I'm committed to de-stigmatising loneliness and being part of the global conversation about promoting real, authentic connection to self, to others and to our communities.
You're not alone in your loneliness.
Where to now?
Connection is the antidote to loneliness. Join the mailing list (free) or become a premium member (monthly charge) and let’s stay connected as we work to de-stigmatise loneliness and promote authentic connection for gay men.
Premium members join an exclusive group on Facebook in which we have regular video chats and help and support each other as we put our real, authentic selves into the world to get the connection we need. We’d love for you to join us!
Thank you for reading this post.
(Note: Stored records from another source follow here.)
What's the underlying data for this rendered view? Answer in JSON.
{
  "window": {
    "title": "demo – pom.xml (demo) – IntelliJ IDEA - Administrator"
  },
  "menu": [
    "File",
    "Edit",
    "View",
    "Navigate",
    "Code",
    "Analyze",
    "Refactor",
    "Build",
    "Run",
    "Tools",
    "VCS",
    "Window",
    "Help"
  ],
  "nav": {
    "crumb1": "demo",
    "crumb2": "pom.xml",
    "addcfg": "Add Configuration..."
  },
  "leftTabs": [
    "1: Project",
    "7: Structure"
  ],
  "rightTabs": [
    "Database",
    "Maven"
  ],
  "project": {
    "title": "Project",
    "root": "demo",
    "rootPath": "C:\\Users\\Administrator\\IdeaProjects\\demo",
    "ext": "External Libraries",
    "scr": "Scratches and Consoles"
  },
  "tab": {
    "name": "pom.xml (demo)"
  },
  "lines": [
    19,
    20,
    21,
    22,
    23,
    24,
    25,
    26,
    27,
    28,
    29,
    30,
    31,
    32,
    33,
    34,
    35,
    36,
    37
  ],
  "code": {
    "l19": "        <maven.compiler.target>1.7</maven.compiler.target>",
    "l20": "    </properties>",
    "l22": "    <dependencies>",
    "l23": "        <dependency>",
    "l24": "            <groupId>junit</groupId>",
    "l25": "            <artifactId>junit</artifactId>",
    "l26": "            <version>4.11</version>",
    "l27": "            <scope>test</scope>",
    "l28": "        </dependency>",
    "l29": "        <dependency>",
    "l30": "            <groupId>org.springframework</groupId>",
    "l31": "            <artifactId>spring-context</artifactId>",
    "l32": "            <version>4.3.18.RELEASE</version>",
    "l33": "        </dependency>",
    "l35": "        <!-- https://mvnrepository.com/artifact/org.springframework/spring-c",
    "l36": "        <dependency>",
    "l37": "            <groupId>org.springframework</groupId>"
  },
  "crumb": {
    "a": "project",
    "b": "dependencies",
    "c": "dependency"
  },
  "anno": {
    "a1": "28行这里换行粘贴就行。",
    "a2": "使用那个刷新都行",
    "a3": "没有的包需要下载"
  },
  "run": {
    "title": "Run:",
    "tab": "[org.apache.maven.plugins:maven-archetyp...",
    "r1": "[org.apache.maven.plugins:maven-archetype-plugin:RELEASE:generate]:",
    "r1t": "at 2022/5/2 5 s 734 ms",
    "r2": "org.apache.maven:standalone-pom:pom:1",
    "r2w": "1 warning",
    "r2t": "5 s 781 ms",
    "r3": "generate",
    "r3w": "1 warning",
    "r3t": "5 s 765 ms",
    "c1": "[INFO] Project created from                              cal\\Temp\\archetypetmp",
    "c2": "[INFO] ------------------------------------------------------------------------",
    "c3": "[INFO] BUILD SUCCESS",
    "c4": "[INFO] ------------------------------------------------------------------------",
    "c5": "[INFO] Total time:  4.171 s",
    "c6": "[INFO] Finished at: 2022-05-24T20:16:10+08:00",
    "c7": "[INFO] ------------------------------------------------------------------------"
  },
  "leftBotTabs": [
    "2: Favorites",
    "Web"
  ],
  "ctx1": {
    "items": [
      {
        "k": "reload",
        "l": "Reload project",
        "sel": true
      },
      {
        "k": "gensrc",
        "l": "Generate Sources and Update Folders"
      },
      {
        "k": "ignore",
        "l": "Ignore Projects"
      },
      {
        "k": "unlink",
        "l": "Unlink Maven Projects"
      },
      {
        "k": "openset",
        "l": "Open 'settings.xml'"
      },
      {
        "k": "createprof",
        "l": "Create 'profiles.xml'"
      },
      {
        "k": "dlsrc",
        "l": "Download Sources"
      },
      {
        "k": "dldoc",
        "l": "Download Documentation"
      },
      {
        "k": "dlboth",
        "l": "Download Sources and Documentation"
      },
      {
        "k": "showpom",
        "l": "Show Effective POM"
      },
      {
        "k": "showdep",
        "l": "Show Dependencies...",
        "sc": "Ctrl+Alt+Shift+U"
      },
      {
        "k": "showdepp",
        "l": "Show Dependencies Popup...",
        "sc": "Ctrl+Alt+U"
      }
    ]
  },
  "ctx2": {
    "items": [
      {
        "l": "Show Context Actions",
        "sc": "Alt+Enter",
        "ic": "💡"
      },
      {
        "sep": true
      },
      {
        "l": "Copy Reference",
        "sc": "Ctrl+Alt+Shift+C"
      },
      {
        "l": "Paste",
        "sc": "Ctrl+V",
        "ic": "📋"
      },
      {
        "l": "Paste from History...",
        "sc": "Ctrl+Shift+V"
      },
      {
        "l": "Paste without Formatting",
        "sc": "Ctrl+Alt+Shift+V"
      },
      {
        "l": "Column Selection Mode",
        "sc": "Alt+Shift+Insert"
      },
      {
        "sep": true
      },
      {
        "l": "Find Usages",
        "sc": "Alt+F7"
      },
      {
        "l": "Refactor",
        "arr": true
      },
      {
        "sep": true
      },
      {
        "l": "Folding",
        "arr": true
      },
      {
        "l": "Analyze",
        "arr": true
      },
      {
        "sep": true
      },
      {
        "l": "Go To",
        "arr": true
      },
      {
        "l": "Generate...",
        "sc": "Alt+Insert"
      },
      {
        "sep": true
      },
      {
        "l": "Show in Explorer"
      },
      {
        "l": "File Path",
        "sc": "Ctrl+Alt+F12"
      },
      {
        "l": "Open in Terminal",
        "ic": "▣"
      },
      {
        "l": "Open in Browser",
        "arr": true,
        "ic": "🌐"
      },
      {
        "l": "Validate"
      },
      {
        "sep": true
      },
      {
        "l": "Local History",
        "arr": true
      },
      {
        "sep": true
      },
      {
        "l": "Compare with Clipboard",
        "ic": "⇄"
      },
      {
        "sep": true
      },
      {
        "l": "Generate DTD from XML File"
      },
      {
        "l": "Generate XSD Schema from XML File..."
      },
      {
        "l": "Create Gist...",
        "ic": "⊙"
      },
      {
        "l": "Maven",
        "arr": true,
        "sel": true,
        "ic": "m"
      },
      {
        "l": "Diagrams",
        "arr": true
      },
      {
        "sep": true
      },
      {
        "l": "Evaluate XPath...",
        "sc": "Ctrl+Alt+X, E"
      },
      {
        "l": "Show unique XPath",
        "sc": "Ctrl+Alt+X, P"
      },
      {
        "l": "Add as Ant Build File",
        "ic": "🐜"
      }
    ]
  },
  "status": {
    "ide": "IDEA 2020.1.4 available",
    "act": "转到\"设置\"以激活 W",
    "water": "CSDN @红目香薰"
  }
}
I hope that you’ve found it helpful.
I’m now asking for YOUR help.
Sharing my work really helps it reach more gay men and helps us all to de-stigmatise loneliness and promote authentic connection for gay men globally.
You may not feel lonely and have just the right amount of authentic connection in your life, but sharing this article could really help a friend or relative who may be quietly struggling with the thoughts and feelings of loneliness and disconnection.
Indeed, I'm looking to build an evidence base to test the hypothesis that people who share content that de-stigmatises loneliness and promotes authentic connection for gay men globally make better lovers.
Please share this post by email, a message in a chat app or by sharing my post on social media (hit a social media icon below to share) and let me know if the hypothesis is true.
~ Thank you ~
Important notice: All views expressed above are my own/the authors and are intended to support, challenge and inspire gay men to consider the issue of loneliness and increase awareness of the need for authentic connection with themselves, with others and their communities as an antidote to chronic loneliness. They are not intended to, nor should they, replace the advice of a licensed helping professional. Please consult the Resources page if you feel that you need the services of a licensed helping professional where you are in the world.